A year ago, Mike Torrez occupied the other bullpen. On this October Monday he opposed his former teammates wearing the home whites at Fenway. His offseason signing was meant as a Boston salvo. No longer would the Red Sox play second fiddle to the Yankees. Ron Guidry started for the Yankees. Guidry had a 25-3 record and a 1.72 ERA. That was the lowest earned run average in more than half a century by a lefty. Munson gave him latitude to throw his best pitch wherever he thought it should go and to fear not; his catcher would get a glove on it.
Yaz started his career next to Ted Williams. Talk about an awkward start. Who said he wanted to be captain anyway? He just knew he loved playing the game with his father and his uncles and that he happened to be good at it. Early on, before the Triple Crown, of course, rumblings of Yaz’s relocation circulated. Now 39, in 1978, he knew this was his last chance to get what eluded him.

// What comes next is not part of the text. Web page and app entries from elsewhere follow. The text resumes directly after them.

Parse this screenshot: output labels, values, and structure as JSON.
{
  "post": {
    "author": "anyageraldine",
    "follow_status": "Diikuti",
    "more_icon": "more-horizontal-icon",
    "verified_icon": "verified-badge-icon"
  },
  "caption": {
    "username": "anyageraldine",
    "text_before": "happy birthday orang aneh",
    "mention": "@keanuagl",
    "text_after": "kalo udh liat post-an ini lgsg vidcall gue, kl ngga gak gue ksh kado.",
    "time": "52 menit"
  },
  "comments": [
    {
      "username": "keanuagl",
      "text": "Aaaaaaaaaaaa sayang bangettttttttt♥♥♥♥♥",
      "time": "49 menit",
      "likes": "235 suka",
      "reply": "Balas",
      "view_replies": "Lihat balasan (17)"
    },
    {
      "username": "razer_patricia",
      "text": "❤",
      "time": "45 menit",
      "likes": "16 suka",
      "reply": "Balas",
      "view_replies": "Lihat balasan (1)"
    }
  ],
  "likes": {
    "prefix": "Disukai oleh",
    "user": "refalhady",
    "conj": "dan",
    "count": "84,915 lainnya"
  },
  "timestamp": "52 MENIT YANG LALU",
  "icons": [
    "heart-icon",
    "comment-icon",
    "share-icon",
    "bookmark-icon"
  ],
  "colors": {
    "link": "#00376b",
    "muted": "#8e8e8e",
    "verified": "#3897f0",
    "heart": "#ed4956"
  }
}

Bucky Dent was a small-town kid from Florida. He lacked the Yankee swagger, and for a good part of the 1978 season, lacked good health. Dent was used to getting pinch-hit for, but on this day, the lifelong Yankees fan was the one who came through in the pinch.
3. One of the best games in one of the best rivalries. What more could you ask for? Brace yourself as the action unfolds.
The Sox trailed 5-4 in the bottom of the ninth. Goose Gossage headed out for his third inning. Pinch hitter Dwight Evans started the inning and Rick Burleson preceded Jerry Remy, the only Boston player from Massachusetts. Then it all came down to the MVP and the Franchise. Gossage had a premonition about the game on the line and a battle against Yaz the night before. Sure enough, here it was with the tying run on third.
Re-live all the drama in “’78: The Boston Red Sox, a Historic Game, and a Divided City.”
Sam Miller is a graduate of the University of Illinois where he worked with various teams in sports information and received the Freedom Forum – NCAA Sports Journalism Scholarship for his achievements. During the 2009 season, Miller served as communications intern for the Angels’ Triple-A affiliate. Prior to that, he worked as a communications intern for USA Basketball and as an associate reporter for MLB.com.